• **RECORDS FOR THE EXERCISE**:

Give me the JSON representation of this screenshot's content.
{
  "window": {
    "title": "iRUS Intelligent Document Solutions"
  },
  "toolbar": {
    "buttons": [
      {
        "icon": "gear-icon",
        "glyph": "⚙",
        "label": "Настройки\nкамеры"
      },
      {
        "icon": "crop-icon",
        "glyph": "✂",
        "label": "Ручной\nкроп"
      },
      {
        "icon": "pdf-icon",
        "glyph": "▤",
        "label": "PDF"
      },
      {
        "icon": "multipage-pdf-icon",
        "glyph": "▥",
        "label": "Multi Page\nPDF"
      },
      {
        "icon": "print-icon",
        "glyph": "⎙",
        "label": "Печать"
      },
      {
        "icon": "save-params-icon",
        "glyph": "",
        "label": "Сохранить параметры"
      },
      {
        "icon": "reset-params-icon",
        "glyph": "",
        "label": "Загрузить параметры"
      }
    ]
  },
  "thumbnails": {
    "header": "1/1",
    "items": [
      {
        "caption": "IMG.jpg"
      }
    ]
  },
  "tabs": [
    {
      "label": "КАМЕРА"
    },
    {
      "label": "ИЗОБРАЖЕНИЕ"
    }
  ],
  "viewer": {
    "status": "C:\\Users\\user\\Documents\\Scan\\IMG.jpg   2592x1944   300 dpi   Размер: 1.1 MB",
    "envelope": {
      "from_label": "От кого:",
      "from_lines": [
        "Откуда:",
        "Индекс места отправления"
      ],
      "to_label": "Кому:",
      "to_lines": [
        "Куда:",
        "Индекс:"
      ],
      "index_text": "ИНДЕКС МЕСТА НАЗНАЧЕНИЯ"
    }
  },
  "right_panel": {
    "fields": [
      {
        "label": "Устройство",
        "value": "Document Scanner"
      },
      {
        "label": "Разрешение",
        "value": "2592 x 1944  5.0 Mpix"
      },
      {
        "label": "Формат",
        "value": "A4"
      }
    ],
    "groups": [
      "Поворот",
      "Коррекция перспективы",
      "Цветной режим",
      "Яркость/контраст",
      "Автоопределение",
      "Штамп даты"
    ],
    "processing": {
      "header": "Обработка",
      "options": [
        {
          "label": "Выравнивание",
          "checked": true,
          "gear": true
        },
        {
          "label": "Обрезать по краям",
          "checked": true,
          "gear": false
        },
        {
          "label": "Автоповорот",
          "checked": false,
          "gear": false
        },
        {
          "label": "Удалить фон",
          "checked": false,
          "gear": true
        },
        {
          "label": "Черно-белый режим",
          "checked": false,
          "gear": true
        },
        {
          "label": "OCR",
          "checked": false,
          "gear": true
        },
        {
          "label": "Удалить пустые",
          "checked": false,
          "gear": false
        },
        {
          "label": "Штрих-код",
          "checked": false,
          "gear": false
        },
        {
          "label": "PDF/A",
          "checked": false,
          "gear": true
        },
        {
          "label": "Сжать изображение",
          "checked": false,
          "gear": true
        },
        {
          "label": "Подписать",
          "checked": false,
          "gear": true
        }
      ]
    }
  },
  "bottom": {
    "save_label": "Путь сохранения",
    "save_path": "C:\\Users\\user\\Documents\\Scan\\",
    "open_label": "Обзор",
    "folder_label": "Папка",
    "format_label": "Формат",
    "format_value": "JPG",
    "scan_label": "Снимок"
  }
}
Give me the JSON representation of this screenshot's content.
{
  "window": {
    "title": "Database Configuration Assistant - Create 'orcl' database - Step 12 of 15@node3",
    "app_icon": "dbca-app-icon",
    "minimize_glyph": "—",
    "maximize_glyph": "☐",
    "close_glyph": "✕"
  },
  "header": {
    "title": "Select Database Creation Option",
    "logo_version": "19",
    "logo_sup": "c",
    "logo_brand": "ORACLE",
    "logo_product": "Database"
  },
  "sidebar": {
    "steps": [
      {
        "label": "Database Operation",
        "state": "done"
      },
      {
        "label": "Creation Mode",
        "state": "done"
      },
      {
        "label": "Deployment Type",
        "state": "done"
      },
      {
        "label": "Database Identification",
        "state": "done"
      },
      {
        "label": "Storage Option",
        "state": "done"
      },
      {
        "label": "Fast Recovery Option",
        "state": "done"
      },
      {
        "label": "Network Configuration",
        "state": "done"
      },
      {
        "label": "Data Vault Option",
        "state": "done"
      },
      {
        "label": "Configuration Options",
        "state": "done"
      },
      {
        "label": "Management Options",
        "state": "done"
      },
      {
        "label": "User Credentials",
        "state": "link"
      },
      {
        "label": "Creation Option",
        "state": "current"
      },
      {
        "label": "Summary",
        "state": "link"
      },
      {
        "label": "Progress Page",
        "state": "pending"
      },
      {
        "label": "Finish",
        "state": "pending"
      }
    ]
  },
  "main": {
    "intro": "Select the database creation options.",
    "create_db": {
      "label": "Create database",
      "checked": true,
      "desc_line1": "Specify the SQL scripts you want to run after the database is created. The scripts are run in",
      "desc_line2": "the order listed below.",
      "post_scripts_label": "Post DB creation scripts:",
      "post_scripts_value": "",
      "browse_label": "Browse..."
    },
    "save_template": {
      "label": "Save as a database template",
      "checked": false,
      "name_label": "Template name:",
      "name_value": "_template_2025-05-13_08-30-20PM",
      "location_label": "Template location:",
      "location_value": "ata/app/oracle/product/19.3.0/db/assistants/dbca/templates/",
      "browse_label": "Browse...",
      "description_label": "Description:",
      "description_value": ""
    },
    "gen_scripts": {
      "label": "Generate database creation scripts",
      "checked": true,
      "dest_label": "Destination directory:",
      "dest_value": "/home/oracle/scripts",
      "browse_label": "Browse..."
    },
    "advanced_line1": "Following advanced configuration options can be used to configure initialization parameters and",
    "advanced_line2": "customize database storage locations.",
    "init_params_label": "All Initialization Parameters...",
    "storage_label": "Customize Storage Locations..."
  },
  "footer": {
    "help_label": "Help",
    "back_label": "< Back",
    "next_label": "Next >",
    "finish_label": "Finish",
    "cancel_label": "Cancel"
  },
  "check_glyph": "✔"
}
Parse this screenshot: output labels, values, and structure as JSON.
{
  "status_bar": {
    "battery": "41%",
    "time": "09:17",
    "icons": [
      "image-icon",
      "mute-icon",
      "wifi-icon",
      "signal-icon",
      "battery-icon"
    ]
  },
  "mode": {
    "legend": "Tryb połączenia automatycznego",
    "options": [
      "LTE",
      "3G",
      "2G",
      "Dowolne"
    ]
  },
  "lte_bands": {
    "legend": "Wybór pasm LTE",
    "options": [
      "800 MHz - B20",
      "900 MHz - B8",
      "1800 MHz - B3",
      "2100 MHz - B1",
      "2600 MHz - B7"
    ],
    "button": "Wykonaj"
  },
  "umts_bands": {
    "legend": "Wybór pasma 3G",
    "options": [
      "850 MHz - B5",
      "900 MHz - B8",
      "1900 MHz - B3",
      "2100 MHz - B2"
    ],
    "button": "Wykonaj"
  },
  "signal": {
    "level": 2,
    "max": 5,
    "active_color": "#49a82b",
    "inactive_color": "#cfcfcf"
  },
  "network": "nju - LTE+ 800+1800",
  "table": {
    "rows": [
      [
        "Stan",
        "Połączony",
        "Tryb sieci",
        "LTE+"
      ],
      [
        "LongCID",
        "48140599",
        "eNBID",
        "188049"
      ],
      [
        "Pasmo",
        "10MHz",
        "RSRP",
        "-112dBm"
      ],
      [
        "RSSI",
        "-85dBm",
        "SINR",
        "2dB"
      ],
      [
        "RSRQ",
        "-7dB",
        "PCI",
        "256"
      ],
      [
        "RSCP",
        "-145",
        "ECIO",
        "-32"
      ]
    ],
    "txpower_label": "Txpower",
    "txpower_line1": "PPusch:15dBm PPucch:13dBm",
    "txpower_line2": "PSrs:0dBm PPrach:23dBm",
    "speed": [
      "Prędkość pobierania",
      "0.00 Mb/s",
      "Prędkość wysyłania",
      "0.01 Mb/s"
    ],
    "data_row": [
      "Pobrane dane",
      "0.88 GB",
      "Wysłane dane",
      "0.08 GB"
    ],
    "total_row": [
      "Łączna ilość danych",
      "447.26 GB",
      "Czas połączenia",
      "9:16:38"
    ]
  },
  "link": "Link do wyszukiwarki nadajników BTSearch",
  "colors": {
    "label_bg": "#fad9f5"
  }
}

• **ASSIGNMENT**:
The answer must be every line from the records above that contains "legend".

• **ANSWER TO THIS EXERCISE**:
    "legend": "Tryb połączenia automatycznego",
    "legend": "Wybór pasm LTE",
    "legend": "Wybór pasma 3G",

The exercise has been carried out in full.